Though Corvairs have never enjoyed the same prestige (and associated high prices) as other Chevrolet coupes with a sporting flair, original examples with low mileage remain desirable cars. This is particularly true of Corvairs built in 1969, the car’s final year of production, so that makes this 15-mile 1969 Chevrolet Corvair Monza coupe, set to cross the block next week in Nocona, Texas, a particularly interesting specimen.
Built during the first week of May 1969 (before Chevrolet’s May 12 announcement of the Corvair’s demise), VIN 105379W705806 was ordered by Dunlop Chevrolet in Macon, Georgia. Delivered to the dealership on May 20, 1969, the Glacier Blue coupe was ordered in the Monza trim level, complete with optional L62 164-cu.in. six-cylinder engine, rated at 110 horsepower and 160 pound-feet of torque, and mated to the (also optional) four-speed manual transmission. Other option boxes checked at order time included the 7.00 x 13-inch whitewall tires; the AM pushbutton radio; and the auxiliary lighting group, resulting in a total sticker price (including destination charge) of $2,822.05.
Instead of being offered for sale to the public, this particular Corvair Monza was kept in Dunlop Chevrolet’s private collection, though it isn’t clear if this decision was made before or after the car was ordered from the factory. As one of the last 200 Corvairs built, perhaps the dealership believed in the historical significance of the car. More likely, they believed in its investment potential; as one of the last Corvairs built, its appreciation in value was a fairly safe roll of the dice for the dealership.
Dunlop Chevrolet retained possession of the car until 1980, when it was sold to Dr. James Cottingham of Corpus Christi, Texas.
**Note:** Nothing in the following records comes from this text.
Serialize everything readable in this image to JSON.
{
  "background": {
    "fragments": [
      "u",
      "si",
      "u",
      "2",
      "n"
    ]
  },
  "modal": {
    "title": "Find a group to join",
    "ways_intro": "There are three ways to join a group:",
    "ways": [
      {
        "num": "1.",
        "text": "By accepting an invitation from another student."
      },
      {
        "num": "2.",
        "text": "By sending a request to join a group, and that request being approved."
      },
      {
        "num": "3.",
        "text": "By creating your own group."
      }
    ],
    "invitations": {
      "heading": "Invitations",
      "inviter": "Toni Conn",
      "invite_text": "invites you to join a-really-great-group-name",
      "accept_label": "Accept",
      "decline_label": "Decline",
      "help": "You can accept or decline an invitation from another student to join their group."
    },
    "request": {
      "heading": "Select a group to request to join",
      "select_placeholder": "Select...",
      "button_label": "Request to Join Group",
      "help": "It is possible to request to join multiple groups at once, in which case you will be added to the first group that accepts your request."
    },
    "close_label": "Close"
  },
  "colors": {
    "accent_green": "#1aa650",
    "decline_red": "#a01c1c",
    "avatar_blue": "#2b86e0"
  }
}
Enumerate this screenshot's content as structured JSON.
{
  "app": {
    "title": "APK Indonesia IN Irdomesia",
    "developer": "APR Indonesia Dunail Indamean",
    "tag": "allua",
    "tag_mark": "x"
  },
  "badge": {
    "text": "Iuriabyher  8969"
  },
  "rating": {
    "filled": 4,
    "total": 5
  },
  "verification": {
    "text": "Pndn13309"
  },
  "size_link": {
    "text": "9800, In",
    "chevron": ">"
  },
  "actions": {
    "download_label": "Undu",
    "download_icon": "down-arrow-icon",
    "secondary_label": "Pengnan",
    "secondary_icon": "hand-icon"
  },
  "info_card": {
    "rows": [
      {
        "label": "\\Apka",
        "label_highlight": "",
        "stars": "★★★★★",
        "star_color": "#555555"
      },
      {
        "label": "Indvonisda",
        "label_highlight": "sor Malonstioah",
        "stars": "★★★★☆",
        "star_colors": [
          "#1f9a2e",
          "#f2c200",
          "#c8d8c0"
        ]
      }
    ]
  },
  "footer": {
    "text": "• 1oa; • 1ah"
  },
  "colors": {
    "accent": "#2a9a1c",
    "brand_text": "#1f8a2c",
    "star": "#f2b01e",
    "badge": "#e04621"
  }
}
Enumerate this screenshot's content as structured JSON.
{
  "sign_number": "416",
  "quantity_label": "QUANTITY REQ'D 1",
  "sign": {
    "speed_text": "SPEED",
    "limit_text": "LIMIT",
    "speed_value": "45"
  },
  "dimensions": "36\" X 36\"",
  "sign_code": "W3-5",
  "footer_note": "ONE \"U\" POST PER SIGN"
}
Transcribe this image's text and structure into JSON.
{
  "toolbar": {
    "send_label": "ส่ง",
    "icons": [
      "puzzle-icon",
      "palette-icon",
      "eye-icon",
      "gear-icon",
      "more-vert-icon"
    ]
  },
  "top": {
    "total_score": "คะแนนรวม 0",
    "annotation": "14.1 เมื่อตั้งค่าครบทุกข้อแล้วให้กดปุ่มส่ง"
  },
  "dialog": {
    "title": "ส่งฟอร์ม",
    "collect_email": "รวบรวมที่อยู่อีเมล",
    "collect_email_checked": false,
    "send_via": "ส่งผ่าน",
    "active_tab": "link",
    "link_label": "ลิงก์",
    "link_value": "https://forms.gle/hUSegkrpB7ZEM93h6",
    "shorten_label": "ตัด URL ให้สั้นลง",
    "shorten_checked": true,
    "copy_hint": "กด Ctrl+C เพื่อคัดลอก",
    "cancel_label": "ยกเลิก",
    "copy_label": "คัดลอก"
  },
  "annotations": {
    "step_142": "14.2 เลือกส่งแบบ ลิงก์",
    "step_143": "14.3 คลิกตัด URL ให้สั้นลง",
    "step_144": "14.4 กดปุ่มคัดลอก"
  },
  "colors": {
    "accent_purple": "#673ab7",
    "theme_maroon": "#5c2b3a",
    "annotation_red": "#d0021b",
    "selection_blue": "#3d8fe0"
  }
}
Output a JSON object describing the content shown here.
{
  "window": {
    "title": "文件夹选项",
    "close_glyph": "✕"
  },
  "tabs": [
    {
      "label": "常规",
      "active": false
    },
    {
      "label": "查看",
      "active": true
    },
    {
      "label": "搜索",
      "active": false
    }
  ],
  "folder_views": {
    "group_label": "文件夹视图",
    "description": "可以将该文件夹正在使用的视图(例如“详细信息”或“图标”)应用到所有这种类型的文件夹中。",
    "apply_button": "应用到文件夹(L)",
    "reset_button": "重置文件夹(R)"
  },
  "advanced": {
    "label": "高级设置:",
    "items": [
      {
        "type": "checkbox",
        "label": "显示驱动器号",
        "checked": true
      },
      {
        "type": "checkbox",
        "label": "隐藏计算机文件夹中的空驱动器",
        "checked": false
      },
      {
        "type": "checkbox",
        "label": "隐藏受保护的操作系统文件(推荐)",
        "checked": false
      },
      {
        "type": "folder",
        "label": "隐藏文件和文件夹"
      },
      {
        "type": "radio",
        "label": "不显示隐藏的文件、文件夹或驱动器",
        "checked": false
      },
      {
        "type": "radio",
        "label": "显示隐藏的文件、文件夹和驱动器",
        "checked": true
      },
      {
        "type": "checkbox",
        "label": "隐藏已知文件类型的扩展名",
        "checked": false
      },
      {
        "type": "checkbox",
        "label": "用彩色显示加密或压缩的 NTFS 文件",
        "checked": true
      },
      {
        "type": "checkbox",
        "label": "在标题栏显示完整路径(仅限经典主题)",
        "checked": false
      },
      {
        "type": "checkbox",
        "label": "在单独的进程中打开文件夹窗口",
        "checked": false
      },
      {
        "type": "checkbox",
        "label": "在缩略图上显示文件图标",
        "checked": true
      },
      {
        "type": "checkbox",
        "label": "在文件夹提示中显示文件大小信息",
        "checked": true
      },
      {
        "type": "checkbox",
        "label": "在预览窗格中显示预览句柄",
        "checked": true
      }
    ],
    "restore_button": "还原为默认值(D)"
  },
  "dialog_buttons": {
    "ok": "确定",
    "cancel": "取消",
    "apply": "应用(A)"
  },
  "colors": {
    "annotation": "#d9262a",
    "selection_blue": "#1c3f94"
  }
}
Faced with the difficult choice of enjoying the car as a low-mileage, entirely original survivor or preserving it for future generations, Cottingham chose the latter. After six years of ownership, the doctor donated the car to the Central Texas Museum of Automotive History in Rosanky, Texas. There it remained, with just 14.3 miles on the odometer, until the museum shut its doors for good in 2012.
The survivor Corvair’s first trip across the auction block came shortly after the museum’s closure, when Dan Kruse Classics sold the car at a 2012 sale for a hammer price of $32,000. It’s not clear who purchased the car, but its next (and current) owner continued to keep the car in its undriven state. Then, earlier this month, on April 11, the car once again appeared at auction with 15 miles on the odometer; though bidding at Mecum’s Houston sale reached a high of $29,000, the Corvair failed to meet its reserve price. Now Vicari Auctions will attempt to best this figure and sell the car at this weekend’s sale in Nocona, Texas. Vicari estimated that the car will sell between $30,000 and $40,000.
Vicari’s Nocona, Texas, auction is scheduled to take place on May 1-3.
By: Kurt Ernst